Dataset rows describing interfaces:
= Beginning of Section =

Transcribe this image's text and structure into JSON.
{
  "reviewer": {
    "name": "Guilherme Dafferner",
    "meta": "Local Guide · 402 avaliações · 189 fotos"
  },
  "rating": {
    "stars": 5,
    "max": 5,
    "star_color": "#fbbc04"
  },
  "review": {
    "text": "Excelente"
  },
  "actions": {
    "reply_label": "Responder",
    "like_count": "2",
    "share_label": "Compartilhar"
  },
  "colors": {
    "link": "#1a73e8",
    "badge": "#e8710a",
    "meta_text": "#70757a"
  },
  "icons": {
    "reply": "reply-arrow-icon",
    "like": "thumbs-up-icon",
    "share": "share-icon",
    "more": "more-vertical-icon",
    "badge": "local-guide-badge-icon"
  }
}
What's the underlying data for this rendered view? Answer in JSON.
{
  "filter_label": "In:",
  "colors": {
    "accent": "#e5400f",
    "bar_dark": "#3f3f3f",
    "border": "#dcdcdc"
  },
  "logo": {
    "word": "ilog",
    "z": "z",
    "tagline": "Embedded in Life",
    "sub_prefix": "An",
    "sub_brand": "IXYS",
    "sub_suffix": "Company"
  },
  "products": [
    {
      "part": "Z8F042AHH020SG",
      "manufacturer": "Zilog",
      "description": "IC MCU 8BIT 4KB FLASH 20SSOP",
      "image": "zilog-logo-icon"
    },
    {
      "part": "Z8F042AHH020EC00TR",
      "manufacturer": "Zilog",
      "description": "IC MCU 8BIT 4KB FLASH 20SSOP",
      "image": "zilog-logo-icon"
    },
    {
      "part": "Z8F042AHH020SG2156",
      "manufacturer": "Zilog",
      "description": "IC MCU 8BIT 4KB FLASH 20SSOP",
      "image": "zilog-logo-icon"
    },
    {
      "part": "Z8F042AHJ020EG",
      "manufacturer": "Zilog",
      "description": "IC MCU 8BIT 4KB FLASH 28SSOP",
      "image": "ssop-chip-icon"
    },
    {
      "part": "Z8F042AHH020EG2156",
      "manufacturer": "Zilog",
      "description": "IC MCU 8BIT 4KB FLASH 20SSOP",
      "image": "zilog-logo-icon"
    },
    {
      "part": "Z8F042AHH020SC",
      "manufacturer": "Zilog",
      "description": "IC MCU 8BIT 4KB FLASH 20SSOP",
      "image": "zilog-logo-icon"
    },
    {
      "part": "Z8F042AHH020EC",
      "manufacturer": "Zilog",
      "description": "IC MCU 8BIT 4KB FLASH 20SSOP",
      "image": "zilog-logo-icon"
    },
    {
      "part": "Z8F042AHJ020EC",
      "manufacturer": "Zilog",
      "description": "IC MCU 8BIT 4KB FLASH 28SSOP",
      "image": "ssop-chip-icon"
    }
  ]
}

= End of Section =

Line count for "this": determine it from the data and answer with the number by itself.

2